▸ EXERCISE DIRECTIONS
Each line of the records below that contains "name" needs to be copied.

___ INPUT ___

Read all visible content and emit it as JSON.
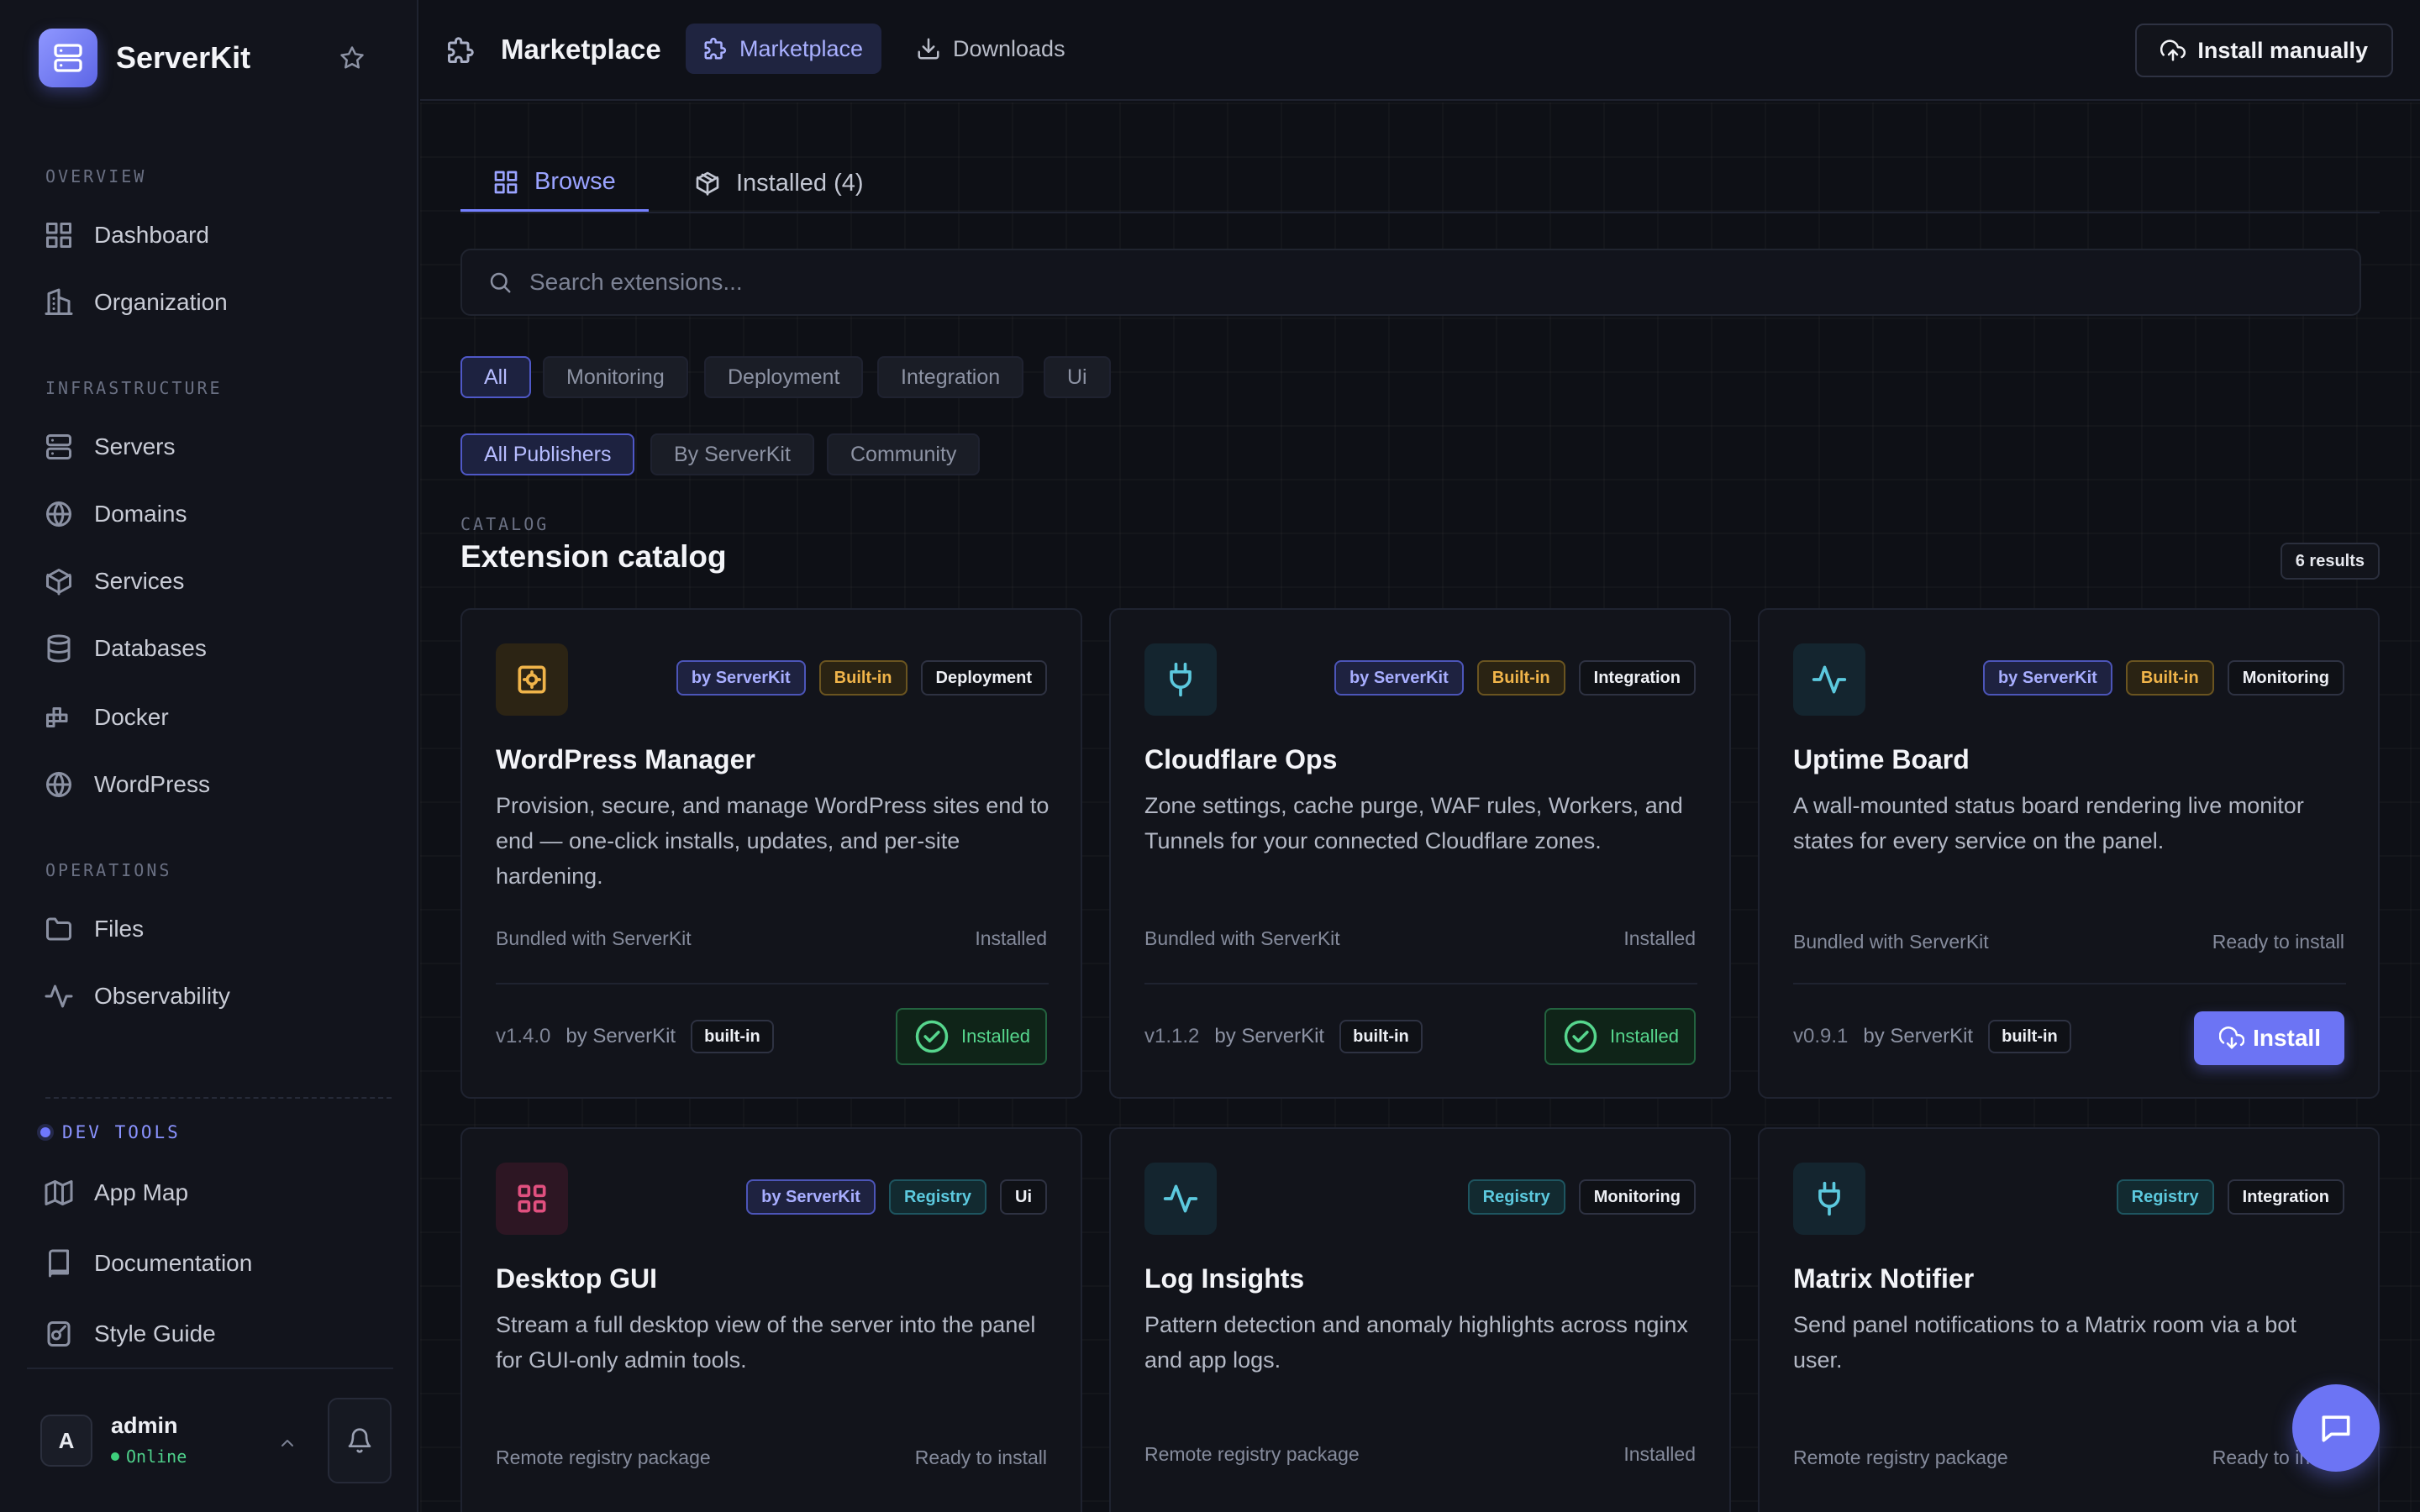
{
  "sidebar": {
    "brand": "ServerKit",
    "sections": {
      "overview": "OVERVIEW",
      "infrastructure": "INFRASTRUCTURE",
      "operations": "OPERATIONS",
      "devtools": "DEV TOOLS"
    },
    "items": {
      "dashboard": "Dashboard",
      "organization": "Organization",
      "servers": "Servers",
      "domains": "Domains",
      "services": "Services",
      "databases": "Databases",
      "docker": "Docker",
      "wordpress": "WordPress",
      "files": "Files",
      "observability": "Observability",
      "appmap": "App Map",
      "documentation": "Documentation",
      "styleguide": "Style Guide"
    },
    "user": {
      "initial": "A",
      "name": "admin",
      "status": "Online"
    }
  },
  "topbar": {
    "title": "Marketplace",
    "tab_marketplace": "Marketplace",
    "tab_downloads": "Downloads",
    "install_manually": "Install manually"
  },
  "content": {
    "tab_browse": "Browse",
    "tab_installed": "Installed (4)",
    "search_placeholder": "Search extensions...",
    "categories": [
      "All",
      "Monitoring",
      "Deployment",
      "Integration",
      "Ui"
    ],
    "publishers": [
      "All Publishers",
      "By ServerKit",
      "Community"
    ],
    "section_label": "CATALOG",
    "section_title": "Extension catalog",
    "results": "6 results"
  },
  "cards": [
    {
      "name": "WordPress Manager",
      "desc": "Provision, secure, and manage WordPress sites end to end — one-click installs, updates, and per-site hardening.",
      "tags": [
        "by ServerKit",
        "Built-in",
        "Deployment"
      ],
      "source": "Bundled with ServerKit",
      "state": "Installed",
      "version": "v1.4.0",
      "by": "by ServerKit",
      "badge": "built-in",
      "action": "Installed"
    },
    {
      "name": "Cloudflare Ops",
      "desc": "Zone settings, cache purge, WAF rules, Workers, and Tunnels for your connected Cloudflare zones.",
      "tags": [
        "by ServerKit",
        "Built-in",
        "Integration"
      ],
      "source": "Bundled with ServerKit",
      "state": "Installed",
      "version": "v1.1.2",
      "by": "by ServerKit",
      "badge": "built-in",
      "action": "Installed"
    },
    {
      "name": "Uptime Board",
      "desc": "A wall-mounted status board rendering live monitor states for every service on the panel.",
      "tags": [
        "by ServerKit",
        "Built-in",
        "Monitoring"
      ],
      "source": "Bundled with ServerKit",
      "state": "Ready to install",
      "version": "v0.9.1",
      "by": "by ServerKit",
      "badge": "built-in",
      "action": "Install"
    },
    {
      "name": "Desktop GUI",
      "desc": "Stream a full desktop view of the server into the panel for GUI-only admin tools.",
      "tags": [
        "by ServerKit",
        "Registry",
        "Ui"
      ],
      "source": "Remote registry package",
      "state": "Ready to install"
    },
    {
      "name": "Log Insights",
      "desc": "Pattern detection and anomaly highlights across nginx and app logs.",
      "tags": [
        "Registry",
        "Monitoring"
      ],
      "source": "Remote registry package",
      "state": "Installed"
    },
    {
      "name": "Matrix Notifier",
      "desc": "Send panel notifications to a Matrix room via a bot user.",
      "tags": [
        "Registry",
        "Integration"
      ],
      "source": "Remote registry package",
      "state": "Ready to install"
    }
  ],
  "colors": {
    "accent": "#6c74f4",
    "success": "#56d68d",
    "warning": "#f0b44a",
    "info": "#5cc9de",
    "pink": "#e0507f"
  }
}
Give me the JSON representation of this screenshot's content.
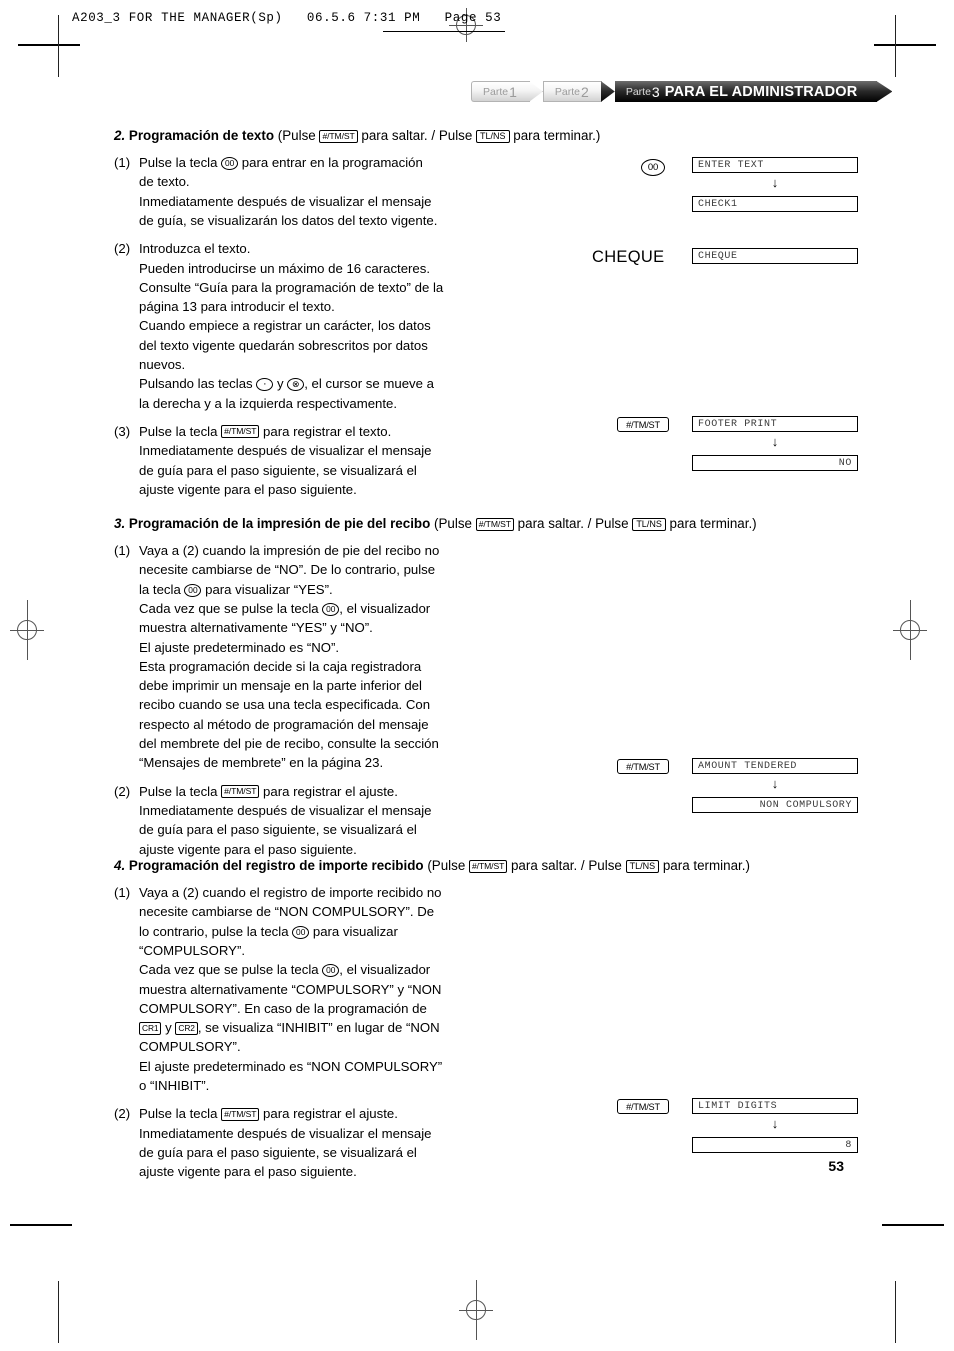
{
  "file_header": {
    "text": "A203_3 FOR THE MANAGER(Sp)   06.5.6 7:31 PM   Page 53"
  },
  "breadcrumb": {
    "items": [
      {
        "label": "Parte",
        "number": "1",
        "title": ""
      },
      {
        "label": "Parte",
        "number": "2",
        "title": ""
      },
      {
        "label": "Parte",
        "number": "3",
        "title": "PARA EL ADMINISTRADOR"
      }
    ]
  },
  "keys": {
    "tmst": "#/TM/ST",
    "tlns": "TL/NS",
    "zerozero": "00",
    "dot": "·",
    "multiply": "⊗",
    "cr1": "CR1",
    "cr2": "CR2"
  },
  "sections": [
    {
      "number": "2.",
      "title": "Programación de texto",
      "paren_pre": "(Pulse",
      "paren_mid": "para saltar. / Pulse",
      "paren_post": "para terminar.)",
      "steps": [
        {
          "marker": "(1)",
          "lines": [
            "Pulse la tecla ⟦00⟧ para entrar en la programación",
            "de texto.",
            "Inmediatamente después de visualizar el mensaje",
            "de guía, se visualizarán los datos del texto vigente."
          ]
        },
        {
          "marker": "(2)",
          "lines": [
            "Introduzca el texto.",
            "Pueden introducirse un máximo de 16 caracteres.",
            "Consulte “Guía para la programación de texto” de la",
            "página 13 para introducir el texto.",
            "Cuando empiece a registrar un carácter, los datos",
            "del texto vigente quedarán sobrescritos por datos",
            "nuevos.",
            "Pulsando las teclas ⟦·⟧ y ⟦⊗⟧, el cursor se mueve a",
            "la derecha y a la izquierda respectivamente."
          ]
        },
        {
          "marker": "(3)",
          "lines": [
            "Pulse la tecla ⟦#/TM/ST⟧ para registrar el texto.",
            "Inmediatamente después de visualizar el mensaje",
            "de guía para el paso siguiente, se visualizará el",
            "ajuste vigente para el paso siguiente."
          ]
        }
      ]
    },
    {
      "number": "3.",
      "title": "Programación de la impresión de pie del recibo",
      "paren_pre": "(Pulse",
      "paren_mid": "para saltar. / Pulse",
      "paren_post": "para terminar.)",
      "steps": [
        {
          "marker": "(1)",
          "lines": [
            "Vaya a (2) cuando la impresión de pie del recibo no",
            "necesite cambiarse de “NO”. De lo contrario, pulse",
            "la tecla ⟦00⟧ para visualizar “YES”.",
            "Cada vez que se pulse la tecla ⟦00⟧, el visualizador",
            "muestra alternativamente “YES” y “NO”.",
            "El ajuste predeterminado es “NO”.",
            "Esta programación decide si la caja registradora",
            "debe imprimir un mensaje en la parte inferior del",
            "recibo cuando se usa una tecla especificada. Con",
            "respecto al método de programación del mensaje",
            "del membrete del pie de recibo, consulte la sección",
            "“Mensajes de membrete” en la página 23."
          ]
        },
        {
          "marker": "(2)",
          "lines": [
            "Pulse la tecla ⟦#/TM/ST⟧ para registrar el ajuste.",
            "Inmediatamente después de visualizar el mensaje",
            "de guía para el paso siguiente, se visualizará el",
            "ajuste vigente para el paso siguiente."
          ]
        }
      ]
    },
    {
      "number": "4.",
      "title": "Programación del registro de importe recibido",
      "paren_pre": "(Pulse",
      "paren_mid": "para saltar. / Pulse",
      "paren_post": "para terminar.)",
      "steps": [
        {
          "marker": "(1)",
          "lines": [
            "Vaya a (2) cuando el registro de importe recibido no",
            "necesite cambiarse de “NON COMPULSORY”. De",
            "lo contrario, pulse la tecla ⟦00⟧ para visualizar",
            "“COMPULSORY”.",
            "Cada vez que se pulse la tecla ⟦00⟧, el visualizador",
            "muestra alternativamente “COMPULSORY” y “NON",
            "COMPULSORY”. En caso de la programación de",
            "⟦CR1⟧ y ⟦CR2⟧, se visualiza “INHIBIT” en lugar de “NON",
            "COMPULSORY”.",
            "El ajuste predeterminado es “NON COMPULSORY”",
            "o “INHIBIT”."
          ]
        },
        {
          "marker": "(2)",
          "lines": [
            "Pulse la tecla ⟦#/TM/ST⟧ para registrar el ajuste.",
            "Inmediatamente después de visualizar el mensaje",
            "de guía para el paso siguiente, se visualizará el",
            "ajuste vigente para el paso siguiente."
          ]
        }
      ]
    }
  ],
  "display_groups": [
    {
      "key": "00",
      "key_shape": "round",
      "top": "ENTER TEXT",
      "bottom": "CHECK1",
      "bottom_align": "left"
    },
    {
      "key": "",
      "key_shape": "none",
      "top": "CHEQUE",
      "bottom": "",
      "bottom_align": "left",
      "big_label": "CHEQUE"
    },
    {
      "key": "#/TM/ST",
      "key_shape": "box",
      "top": "FOOTER PRINT",
      "bottom": "NO",
      "bottom_align": "right"
    },
    {
      "key": "#/TM/ST",
      "key_shape": "box",
      "top": "AMOUNT TENDERED",
      "bottom": "NON COMPULSORY",
      "bottom_align": "right"
    },
    {
      "key": "#/TM/ST",
      "key_shape": "box",
      "top": "LIMIT DIGITS",
      "bottom": "8",
      "bottom_align": "right"
    }
  ],
  "arrow_glyph": "↓",
  "page_number": "53"
}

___

▸ EXERCISE ANSWER
      "name": "admin",
      "name": "WordPress Manager",
      "name": "Cloudflare Ops",
      "name": "Uptime Board",
      "name": "Desktop GUI",
      "name": "Log Insights",
      "name": "Matrix Notifier",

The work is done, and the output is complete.